━━━ The data

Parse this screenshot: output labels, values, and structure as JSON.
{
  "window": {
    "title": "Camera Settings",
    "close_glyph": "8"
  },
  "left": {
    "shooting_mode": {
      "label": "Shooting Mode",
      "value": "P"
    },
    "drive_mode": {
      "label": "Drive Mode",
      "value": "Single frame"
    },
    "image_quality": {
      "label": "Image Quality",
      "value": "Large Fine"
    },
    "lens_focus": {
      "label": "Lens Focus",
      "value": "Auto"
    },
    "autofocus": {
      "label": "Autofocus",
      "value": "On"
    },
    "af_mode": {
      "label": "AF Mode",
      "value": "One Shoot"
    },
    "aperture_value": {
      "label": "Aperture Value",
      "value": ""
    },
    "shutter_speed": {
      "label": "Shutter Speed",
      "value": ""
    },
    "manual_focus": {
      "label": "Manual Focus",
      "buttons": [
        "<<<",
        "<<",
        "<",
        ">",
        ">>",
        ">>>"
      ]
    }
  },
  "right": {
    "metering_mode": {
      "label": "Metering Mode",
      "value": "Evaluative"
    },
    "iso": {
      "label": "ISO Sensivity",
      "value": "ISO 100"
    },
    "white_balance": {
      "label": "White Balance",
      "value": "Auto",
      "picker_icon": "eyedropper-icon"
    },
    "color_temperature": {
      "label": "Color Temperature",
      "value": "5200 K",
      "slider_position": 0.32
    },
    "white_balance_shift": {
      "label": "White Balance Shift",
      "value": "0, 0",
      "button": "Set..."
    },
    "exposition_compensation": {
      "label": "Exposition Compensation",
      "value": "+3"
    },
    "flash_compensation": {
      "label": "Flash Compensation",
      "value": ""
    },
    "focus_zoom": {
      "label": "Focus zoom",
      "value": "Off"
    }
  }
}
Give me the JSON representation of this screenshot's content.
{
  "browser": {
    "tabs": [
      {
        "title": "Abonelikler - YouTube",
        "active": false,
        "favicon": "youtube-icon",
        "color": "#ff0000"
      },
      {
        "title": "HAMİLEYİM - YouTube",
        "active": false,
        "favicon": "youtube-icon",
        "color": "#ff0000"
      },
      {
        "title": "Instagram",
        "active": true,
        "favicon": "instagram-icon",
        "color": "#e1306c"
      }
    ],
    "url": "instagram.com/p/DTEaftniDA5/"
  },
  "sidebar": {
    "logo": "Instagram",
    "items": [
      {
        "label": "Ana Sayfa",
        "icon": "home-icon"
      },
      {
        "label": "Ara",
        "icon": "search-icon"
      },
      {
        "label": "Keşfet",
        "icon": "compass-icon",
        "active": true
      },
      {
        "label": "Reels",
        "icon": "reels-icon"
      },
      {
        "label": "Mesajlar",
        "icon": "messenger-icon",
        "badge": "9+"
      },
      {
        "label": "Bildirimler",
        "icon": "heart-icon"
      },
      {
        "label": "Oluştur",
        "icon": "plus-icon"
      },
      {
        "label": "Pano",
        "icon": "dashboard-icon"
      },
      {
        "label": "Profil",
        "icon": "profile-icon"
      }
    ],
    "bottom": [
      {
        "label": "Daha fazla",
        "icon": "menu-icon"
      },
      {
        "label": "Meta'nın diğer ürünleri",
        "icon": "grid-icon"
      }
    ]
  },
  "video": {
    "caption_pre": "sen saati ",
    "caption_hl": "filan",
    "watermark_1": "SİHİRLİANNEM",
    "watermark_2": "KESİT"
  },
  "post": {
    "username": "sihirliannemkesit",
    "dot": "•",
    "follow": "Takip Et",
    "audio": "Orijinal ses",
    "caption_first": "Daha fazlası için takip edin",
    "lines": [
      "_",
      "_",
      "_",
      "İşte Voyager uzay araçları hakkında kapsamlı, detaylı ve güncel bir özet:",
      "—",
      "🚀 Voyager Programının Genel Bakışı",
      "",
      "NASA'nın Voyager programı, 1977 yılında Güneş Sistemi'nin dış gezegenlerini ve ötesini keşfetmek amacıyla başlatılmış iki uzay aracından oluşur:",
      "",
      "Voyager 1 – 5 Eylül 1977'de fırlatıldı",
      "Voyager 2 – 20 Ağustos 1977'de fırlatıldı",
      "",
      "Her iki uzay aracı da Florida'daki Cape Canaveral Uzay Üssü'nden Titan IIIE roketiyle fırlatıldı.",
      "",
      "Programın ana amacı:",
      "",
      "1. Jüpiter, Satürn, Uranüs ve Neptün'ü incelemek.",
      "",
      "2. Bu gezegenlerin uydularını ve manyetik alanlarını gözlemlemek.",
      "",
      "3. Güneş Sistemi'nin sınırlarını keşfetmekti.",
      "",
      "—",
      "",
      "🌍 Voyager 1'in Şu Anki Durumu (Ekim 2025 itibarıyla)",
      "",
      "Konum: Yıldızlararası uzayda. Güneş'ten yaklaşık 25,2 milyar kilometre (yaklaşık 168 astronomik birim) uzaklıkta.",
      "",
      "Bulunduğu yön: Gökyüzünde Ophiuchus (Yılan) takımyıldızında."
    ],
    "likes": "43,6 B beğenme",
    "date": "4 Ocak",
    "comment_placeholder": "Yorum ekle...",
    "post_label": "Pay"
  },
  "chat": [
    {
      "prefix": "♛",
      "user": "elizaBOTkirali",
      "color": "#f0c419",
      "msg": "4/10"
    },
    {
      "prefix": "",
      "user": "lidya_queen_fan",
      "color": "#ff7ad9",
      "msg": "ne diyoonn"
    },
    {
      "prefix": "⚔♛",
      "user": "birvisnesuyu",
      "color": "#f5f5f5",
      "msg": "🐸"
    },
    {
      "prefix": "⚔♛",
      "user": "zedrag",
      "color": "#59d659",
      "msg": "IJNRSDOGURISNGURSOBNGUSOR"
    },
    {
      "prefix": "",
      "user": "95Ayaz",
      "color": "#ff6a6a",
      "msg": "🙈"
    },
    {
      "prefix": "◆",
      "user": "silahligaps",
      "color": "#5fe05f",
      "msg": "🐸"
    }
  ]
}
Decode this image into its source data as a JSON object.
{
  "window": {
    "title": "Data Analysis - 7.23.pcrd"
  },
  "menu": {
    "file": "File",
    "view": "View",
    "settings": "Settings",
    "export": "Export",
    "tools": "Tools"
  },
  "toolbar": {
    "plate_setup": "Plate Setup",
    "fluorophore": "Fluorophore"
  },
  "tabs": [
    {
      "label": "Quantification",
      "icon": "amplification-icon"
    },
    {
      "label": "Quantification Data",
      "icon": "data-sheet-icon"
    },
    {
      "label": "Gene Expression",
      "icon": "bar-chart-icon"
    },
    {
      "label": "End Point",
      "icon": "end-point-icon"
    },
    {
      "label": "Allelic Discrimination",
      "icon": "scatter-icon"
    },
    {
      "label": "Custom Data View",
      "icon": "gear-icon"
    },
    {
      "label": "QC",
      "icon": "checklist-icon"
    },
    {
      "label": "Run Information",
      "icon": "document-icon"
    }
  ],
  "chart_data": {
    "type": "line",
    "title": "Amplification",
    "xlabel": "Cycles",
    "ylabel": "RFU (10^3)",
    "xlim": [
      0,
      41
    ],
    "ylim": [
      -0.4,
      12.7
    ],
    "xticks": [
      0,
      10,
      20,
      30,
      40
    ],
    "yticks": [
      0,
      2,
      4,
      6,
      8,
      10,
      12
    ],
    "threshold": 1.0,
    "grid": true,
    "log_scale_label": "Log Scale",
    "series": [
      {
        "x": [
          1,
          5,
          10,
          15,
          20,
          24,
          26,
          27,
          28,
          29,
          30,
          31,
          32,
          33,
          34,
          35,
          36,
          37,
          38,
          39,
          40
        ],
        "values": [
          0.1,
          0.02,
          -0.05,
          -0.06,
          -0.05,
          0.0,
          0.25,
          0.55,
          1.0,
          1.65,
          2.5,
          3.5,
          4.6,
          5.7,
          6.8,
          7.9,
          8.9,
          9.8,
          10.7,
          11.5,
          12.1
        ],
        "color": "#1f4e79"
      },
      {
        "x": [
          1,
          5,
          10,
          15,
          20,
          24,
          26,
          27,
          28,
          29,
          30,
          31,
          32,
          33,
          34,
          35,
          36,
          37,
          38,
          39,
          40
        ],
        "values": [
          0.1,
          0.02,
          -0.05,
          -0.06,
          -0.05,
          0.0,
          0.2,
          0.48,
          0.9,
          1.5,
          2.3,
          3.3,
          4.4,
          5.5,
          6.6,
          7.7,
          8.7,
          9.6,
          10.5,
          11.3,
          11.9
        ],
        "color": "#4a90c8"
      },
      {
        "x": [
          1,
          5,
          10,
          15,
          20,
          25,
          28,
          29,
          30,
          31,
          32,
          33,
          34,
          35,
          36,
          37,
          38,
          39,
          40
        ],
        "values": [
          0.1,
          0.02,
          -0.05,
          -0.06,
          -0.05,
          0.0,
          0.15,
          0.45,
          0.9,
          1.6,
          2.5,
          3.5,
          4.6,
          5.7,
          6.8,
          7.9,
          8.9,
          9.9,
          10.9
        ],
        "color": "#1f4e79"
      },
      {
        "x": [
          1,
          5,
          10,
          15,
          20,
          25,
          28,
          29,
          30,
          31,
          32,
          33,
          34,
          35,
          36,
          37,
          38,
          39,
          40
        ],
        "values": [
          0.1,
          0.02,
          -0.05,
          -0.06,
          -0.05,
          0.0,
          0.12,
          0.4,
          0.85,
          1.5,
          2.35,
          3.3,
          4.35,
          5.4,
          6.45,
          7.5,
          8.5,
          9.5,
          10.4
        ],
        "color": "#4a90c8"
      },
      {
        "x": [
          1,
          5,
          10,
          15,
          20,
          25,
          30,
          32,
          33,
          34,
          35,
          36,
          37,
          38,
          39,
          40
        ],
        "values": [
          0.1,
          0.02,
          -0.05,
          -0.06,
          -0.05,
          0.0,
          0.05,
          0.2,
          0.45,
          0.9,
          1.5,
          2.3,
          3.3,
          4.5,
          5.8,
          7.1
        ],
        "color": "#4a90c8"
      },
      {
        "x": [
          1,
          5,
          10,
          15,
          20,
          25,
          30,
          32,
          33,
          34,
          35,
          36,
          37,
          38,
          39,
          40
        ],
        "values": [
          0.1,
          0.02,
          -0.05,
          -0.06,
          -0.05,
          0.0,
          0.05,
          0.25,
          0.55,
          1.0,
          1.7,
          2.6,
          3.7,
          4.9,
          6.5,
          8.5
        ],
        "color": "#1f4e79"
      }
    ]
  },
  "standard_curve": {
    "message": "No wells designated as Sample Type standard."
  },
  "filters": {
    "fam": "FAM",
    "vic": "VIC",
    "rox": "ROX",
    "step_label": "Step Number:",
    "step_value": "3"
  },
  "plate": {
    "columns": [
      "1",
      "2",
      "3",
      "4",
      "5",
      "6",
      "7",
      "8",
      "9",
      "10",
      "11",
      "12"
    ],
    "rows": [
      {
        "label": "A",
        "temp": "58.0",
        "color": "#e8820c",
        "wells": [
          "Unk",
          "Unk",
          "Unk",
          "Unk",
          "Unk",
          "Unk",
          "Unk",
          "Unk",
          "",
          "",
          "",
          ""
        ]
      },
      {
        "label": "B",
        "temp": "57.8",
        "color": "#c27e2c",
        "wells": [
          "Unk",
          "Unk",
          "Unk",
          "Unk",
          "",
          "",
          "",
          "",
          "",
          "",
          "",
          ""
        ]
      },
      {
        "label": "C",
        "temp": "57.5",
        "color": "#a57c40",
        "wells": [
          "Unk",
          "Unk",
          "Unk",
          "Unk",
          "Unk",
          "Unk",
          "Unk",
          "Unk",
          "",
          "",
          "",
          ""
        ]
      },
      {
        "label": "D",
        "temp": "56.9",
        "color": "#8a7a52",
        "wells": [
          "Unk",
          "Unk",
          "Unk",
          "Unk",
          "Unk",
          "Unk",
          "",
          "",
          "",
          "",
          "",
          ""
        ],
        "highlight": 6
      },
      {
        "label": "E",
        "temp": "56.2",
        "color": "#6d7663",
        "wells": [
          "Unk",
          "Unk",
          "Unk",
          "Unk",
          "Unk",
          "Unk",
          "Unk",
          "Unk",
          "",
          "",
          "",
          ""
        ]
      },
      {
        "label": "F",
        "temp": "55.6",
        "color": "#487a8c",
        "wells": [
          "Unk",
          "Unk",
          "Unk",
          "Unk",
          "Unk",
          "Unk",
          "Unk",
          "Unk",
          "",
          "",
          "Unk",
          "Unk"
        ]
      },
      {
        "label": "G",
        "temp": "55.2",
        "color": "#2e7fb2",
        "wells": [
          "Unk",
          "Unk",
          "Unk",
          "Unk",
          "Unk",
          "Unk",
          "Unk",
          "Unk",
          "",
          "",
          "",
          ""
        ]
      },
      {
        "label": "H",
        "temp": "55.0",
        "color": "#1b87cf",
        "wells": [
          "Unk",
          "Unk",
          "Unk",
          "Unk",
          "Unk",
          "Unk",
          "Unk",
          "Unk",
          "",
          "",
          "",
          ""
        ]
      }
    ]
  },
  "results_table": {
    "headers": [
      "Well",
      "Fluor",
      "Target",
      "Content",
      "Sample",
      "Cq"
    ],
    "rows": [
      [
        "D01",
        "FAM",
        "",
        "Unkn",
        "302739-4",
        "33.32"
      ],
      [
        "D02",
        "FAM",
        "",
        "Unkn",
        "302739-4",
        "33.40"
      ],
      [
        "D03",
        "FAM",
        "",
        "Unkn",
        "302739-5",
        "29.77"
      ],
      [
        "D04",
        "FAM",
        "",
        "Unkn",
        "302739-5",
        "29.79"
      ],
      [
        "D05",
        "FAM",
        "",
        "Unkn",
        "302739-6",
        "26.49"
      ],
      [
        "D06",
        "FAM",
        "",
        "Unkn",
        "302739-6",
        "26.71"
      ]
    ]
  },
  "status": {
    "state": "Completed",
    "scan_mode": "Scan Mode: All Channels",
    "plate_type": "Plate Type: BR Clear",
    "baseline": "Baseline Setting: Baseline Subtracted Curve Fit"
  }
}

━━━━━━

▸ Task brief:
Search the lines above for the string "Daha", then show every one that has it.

▸ Result below:
        "label": "Daha fazla",
    "caption_first": "Daha fazlası için takip edin",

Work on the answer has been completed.